The expected answer comprises all lines from the entries that contain the string "text".

Start of Records for this task

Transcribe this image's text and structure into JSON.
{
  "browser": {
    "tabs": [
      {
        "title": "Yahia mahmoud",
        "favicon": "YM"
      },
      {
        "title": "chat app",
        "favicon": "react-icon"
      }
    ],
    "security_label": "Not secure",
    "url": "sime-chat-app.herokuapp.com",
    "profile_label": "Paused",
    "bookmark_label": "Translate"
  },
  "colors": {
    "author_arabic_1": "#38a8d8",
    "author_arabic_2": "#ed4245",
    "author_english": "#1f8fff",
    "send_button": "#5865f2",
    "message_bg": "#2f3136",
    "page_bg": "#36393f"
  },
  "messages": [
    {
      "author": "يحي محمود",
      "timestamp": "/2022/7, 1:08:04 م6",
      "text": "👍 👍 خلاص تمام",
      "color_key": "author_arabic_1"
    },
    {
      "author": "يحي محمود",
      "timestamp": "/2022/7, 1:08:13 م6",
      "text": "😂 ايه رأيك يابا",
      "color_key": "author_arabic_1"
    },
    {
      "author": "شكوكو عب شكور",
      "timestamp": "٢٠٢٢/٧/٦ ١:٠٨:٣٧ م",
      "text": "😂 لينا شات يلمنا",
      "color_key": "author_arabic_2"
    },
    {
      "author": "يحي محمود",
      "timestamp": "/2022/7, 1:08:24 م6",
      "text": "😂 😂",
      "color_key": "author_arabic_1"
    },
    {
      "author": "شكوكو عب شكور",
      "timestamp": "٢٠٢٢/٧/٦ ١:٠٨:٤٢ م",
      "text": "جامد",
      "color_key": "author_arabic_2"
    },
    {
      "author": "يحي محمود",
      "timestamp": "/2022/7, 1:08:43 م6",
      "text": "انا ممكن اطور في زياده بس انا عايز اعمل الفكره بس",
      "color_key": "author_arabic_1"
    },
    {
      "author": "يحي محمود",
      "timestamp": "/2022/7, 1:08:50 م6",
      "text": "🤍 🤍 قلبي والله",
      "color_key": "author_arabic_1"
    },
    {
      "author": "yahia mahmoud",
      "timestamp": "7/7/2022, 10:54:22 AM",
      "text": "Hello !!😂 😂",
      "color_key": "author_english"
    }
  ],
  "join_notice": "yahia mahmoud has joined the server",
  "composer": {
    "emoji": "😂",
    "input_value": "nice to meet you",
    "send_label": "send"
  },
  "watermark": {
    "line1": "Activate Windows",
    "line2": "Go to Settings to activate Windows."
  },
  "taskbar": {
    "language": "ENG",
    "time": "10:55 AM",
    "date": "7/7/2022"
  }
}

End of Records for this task

[Solution to the problem]:
Transcribe this image's text and structure into JSON.
      "text": "👍 👍 خلاص تمام",
      "text": "😂 ايه رأيك يابا",
      "text": "😂 لينا شات يلمنا",
      "text": "😂 😂",
      "text": "جامد",
      "text": "انا ممكن اطور في زياده بس انا عايز اعمل الفكره بس",
      "text": "🤍 🤍 قلبي والله",
      "text": "Hello !!😂 😂",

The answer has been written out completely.